== Action item ==
Look through the data below and, wherever a line carries the word "위험성평가", please copy that line.

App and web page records
+-------+

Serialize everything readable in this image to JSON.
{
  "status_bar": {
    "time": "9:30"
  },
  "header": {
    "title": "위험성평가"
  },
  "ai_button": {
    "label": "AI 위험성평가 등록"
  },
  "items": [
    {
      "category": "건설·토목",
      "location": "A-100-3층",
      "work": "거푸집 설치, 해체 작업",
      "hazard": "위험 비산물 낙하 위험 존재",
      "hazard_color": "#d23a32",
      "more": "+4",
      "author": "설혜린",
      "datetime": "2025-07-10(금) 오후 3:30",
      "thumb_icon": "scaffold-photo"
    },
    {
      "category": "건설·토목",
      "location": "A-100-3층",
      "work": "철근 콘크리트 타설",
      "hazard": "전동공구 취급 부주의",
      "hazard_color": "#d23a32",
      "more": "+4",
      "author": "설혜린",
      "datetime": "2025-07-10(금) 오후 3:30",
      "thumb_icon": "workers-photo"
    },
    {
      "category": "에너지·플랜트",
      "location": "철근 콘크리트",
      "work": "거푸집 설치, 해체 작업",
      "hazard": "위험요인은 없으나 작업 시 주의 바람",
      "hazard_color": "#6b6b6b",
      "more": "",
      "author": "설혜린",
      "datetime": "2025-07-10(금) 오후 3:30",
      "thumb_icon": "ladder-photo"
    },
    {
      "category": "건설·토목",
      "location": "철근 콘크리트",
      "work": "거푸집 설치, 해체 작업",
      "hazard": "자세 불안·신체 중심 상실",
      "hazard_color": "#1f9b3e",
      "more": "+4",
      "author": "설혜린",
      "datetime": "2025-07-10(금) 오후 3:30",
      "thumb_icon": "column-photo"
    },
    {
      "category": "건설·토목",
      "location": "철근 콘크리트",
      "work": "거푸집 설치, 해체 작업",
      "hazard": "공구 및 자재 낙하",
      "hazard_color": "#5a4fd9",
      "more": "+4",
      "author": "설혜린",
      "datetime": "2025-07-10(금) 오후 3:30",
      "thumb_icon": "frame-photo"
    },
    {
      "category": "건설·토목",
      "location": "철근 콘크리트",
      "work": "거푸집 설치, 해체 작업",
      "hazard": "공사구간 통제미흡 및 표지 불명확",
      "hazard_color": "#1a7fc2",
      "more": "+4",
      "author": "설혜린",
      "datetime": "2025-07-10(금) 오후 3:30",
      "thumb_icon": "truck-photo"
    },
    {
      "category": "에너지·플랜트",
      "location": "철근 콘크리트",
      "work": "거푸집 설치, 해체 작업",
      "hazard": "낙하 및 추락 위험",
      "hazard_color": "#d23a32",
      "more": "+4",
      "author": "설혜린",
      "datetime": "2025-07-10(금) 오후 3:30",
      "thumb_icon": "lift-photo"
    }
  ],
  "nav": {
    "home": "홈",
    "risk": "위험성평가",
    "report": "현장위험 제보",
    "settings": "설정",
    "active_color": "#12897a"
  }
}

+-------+

== Task solution ==
    "title": "위험성평가"
    "label": "AI 위험성평가 등록"
    "risk": "위험성평가",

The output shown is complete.